(Dataset rows for apps and sites)

# # # # #

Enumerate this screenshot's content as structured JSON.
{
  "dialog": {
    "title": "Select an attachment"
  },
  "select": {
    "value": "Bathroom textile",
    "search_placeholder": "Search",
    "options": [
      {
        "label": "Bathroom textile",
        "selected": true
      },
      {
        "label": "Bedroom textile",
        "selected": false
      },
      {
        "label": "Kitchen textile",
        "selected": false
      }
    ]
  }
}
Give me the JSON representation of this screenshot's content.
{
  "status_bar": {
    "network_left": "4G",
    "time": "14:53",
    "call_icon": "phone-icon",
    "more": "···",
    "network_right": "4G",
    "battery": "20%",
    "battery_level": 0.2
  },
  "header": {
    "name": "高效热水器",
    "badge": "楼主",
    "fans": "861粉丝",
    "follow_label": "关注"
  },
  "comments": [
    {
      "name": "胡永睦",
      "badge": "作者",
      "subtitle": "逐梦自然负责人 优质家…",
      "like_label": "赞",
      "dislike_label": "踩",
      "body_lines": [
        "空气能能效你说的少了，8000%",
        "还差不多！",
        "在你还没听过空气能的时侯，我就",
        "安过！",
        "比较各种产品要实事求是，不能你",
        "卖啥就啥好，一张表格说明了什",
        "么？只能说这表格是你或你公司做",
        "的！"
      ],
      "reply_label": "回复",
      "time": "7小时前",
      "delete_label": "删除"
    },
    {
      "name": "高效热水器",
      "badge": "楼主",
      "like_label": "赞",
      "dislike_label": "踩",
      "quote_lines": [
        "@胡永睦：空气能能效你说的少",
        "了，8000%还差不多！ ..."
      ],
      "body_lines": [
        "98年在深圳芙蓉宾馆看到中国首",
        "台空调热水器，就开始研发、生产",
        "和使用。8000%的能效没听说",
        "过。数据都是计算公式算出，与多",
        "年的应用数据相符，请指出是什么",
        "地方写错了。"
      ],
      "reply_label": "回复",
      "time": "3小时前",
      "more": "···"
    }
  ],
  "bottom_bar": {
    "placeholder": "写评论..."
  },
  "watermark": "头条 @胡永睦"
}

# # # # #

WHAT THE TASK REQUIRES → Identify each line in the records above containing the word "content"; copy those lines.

REPLY TO THE TASK →
Enumerate this screenshot's content as structured JSON.
Give me the JSON representation of this screenshot's content.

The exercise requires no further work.